**Extracted records:**
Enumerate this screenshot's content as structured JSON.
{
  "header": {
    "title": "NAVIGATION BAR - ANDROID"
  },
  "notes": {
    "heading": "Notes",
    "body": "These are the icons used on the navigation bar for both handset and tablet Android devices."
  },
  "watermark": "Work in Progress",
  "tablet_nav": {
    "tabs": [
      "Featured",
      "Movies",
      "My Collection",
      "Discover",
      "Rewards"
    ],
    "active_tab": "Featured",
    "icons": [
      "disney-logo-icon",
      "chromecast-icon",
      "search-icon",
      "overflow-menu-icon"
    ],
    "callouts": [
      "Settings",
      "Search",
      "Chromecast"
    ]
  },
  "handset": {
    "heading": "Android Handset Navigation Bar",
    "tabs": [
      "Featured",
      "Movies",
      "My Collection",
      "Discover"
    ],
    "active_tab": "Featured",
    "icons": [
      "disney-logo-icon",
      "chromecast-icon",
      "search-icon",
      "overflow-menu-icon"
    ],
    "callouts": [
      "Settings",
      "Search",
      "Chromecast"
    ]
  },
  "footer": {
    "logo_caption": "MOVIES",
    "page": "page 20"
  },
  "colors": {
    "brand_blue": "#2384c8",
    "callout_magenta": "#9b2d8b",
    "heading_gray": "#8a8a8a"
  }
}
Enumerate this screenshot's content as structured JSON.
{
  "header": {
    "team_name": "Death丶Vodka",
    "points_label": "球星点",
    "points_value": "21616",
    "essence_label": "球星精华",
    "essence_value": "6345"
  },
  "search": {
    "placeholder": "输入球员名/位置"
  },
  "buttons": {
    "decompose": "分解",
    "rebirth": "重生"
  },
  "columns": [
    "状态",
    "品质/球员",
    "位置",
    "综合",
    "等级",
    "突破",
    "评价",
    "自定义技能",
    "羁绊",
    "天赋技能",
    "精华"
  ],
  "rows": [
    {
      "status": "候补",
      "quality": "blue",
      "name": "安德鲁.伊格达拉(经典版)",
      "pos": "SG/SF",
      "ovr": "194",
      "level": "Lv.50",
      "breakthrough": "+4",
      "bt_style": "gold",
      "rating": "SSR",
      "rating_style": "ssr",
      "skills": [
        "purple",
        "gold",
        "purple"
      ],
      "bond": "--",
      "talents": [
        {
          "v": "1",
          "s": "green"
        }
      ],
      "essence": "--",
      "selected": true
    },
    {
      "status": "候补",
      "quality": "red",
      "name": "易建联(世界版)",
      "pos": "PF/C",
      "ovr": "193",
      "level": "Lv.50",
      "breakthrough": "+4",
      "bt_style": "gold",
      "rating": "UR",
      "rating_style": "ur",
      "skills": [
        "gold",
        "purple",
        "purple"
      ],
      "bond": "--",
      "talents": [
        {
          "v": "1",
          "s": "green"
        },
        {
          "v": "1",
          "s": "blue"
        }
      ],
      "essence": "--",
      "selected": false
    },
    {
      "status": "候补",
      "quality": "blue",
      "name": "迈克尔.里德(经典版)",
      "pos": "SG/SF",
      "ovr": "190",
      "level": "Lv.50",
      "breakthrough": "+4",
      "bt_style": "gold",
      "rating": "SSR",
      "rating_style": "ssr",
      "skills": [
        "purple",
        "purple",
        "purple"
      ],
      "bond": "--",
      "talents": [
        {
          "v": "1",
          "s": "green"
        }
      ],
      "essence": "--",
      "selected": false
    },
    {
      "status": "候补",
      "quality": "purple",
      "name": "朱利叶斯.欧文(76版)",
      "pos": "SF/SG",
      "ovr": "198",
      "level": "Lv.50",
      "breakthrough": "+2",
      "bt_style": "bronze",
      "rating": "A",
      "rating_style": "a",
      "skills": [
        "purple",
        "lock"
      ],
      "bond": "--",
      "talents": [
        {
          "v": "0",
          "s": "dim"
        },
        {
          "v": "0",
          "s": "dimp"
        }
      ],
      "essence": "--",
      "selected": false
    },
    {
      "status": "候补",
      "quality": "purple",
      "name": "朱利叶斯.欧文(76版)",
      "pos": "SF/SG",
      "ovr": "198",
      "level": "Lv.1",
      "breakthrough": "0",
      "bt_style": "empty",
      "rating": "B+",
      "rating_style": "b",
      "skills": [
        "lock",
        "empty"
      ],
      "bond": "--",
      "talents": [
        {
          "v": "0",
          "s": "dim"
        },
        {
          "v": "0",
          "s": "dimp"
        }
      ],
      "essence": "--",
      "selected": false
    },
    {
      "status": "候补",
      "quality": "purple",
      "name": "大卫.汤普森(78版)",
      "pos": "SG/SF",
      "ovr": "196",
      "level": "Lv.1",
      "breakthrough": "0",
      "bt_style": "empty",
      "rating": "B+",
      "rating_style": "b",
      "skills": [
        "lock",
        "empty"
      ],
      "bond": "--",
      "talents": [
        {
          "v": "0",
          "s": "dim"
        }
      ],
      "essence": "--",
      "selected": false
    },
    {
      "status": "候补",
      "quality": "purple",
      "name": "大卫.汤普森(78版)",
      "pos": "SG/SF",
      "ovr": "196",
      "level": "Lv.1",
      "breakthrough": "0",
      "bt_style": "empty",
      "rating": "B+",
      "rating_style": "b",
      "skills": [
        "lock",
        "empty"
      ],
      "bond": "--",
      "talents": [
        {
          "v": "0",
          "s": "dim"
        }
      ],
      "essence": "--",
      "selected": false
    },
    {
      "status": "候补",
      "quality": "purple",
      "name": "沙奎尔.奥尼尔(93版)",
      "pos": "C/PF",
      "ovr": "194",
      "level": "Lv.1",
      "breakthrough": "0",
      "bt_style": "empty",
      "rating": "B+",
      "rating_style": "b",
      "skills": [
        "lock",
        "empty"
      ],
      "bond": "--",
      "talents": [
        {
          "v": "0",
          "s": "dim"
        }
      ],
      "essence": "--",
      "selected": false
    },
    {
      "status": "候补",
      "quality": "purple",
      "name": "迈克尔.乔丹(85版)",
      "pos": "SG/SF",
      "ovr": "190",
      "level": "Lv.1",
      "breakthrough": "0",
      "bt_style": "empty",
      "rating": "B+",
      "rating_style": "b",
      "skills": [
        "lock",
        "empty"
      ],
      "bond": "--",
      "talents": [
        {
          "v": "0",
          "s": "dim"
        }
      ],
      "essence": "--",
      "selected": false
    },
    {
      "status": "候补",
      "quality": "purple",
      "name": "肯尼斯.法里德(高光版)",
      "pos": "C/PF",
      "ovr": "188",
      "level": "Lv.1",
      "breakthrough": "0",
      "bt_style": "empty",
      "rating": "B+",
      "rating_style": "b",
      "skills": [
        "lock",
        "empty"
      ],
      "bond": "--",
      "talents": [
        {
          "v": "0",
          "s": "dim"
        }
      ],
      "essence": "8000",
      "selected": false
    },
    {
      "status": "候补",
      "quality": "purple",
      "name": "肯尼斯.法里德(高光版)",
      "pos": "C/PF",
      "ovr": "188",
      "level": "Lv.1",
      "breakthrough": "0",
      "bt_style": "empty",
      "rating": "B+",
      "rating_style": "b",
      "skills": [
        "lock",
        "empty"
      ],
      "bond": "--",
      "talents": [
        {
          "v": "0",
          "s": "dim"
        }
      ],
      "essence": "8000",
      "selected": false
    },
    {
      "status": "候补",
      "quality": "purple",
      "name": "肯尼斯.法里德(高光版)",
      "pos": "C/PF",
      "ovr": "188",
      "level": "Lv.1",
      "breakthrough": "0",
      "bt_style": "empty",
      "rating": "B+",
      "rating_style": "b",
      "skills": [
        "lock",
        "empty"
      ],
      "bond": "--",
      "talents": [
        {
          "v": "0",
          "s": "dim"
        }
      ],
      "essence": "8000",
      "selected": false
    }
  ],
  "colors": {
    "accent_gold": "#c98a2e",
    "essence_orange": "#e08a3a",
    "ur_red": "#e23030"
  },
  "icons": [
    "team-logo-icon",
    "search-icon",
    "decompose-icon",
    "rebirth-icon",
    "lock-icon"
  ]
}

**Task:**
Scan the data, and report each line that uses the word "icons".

**Answer box:**
    "body": "These are the icons used on the navigation bar for both handset and tablet Android devices."
    "icons": [
    "icons": [
  "icons": [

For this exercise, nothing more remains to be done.